The maximum frame rate on the Blue Heron’s camera is 720P, with a 120-degree angle optic. 720P isn’t the much sought after 1080P resolution but maybe you bought the Blue Heron because professional photography wasn’t exactly in mind. For the price, the 720P is the perfect type of camera for an amateur or intermediate pilot looking to expand his or her skills with this type of camera drone.
To operate the camera, you’ll need to download the Flyingsee app on a smartphone or tablet. Once connected, you’ll be able to see what the drone sees even if you’re not directly looking at it. The great thing about the Blue Heron’s camera is that it broadcasts in real time without even a hint of lag. It does this through its own personal WiFi connection that you’ll have to connect to in order to operate it.
- Interested pilots will be happy to note the speed of the Blue Heron’s camera. Lagging is never fun and more often than naught leads to crashes.
If you have a smartphone, we recommend placing it in the controller’s holder to be more efficient with piloting and photography. In order to take videos, you’ll have to use a mini SD card that fits into the side of the camera. Photos are immediately transferred to both the Flyingsee app and your smart device’s photo storage if you allow the app to do so.
In an enclosed environment, the Blue Heron is a great drone to fly around with powerful lifting and trimming capabilities. If you let it fly above you, you’ll get a whiff of just how powerful these propellers are. With landing gear, you can try your hand at landing on tricky surfaces and playing around with the trimming ability. Mastering maneuverability isn’t going to happen in a day, but that’s why you’ve got a combined time of nearly half an hour of flight time between two batteries.

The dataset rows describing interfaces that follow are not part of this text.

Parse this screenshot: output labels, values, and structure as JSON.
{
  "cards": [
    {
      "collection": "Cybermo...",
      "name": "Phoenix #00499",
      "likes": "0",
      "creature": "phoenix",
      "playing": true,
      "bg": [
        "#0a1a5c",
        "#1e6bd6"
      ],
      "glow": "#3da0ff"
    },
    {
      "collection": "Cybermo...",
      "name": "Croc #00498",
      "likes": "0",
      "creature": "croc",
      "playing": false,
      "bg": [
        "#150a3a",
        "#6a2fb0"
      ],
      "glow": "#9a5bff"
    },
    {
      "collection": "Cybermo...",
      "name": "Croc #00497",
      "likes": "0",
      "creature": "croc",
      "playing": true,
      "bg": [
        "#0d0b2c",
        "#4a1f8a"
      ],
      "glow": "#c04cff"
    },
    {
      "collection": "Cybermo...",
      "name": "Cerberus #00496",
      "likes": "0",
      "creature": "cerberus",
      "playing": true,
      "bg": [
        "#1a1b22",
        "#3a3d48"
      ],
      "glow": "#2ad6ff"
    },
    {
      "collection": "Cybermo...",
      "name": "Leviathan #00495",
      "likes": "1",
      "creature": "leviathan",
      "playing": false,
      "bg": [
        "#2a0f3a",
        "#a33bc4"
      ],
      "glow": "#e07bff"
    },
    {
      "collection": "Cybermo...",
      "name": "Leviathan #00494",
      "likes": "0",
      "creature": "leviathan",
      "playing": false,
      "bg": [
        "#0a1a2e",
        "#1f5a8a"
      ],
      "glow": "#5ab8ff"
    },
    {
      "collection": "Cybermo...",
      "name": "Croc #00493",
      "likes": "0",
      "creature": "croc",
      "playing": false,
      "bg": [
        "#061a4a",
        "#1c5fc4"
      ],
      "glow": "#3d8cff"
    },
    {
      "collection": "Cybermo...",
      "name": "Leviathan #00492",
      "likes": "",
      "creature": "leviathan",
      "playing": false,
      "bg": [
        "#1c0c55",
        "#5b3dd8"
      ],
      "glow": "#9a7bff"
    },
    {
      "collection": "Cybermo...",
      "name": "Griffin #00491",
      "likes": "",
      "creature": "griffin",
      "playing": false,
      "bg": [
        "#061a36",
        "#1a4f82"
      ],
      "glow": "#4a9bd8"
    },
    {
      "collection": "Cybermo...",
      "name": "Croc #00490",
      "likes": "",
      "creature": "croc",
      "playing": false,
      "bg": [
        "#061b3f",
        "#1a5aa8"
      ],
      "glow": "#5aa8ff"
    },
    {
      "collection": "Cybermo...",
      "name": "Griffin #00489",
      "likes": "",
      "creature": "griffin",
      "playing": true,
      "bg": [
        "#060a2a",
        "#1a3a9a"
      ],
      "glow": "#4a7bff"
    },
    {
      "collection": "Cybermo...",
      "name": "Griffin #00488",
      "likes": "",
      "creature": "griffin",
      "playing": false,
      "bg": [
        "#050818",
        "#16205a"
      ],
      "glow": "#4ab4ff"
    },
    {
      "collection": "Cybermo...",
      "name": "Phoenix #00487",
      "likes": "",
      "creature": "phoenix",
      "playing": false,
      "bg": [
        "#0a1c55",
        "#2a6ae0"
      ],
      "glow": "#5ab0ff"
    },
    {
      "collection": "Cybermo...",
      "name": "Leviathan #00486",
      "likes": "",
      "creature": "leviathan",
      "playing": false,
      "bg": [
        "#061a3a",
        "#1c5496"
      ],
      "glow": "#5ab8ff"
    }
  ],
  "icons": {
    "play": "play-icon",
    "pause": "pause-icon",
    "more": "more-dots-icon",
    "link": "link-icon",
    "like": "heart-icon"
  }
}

Just because propellers are powerful doesn’t mean you should take it out flying in high wind environments. Despite its medium size, the Blue Heron is a very light drone and high winds will make short work of it, so take care of it!
Flying the Blue Heron
We can’t thank Force1 enough for sticking air guards around the propellers. This drone is by no means invincible and the air guards really help keep in the air for that full 15-minute battery life. You might brush up against the walls of an enclosed space but its better than having the actual propellers hitting the walls. With extra propellers, you can rest assured you won’t have to spend money on additional parts right off the bat.
We have to admit, we had a couple of crashes with the Blue Heron when we first started out, but that’s before we realized how sensitive the controls are. Because of this, we recommend using the remote control first before moving onto the smart device app controls.
The remote control is an easy way for beginners to get to know more advanced drones and play around with the trimming feature. As we mentioned, the Blue Heron is sensitive to commands and doesn’t always stay in one spot even if you’re not touching the controls.
- For beginners: we recommend having one person flying the drone and another handling the camera on the app.
Another neat thing about drone is that the underside of each propeller is equipped with red or green lights. These lights not only aid in nighttime flying but will tell you when the drone is paired with the remote control.
The Blue Heron was an awesome drone to fly and the quintessential intermediate drone. It’s got the maneuverability of beginner and mini drones while adding some of the complexity that comes with more advanced drones with camera and video capabilities.
Sure, the camera isn’t the type you’ll find on a professional photographer’s drone, but it gets the job done and picture quality isn’t bad if you can get up close with the drone itself. With a couple of abilities to make your flight more enjoyable, the Blue Heron is the drone for anyone from the beginner to the amateur.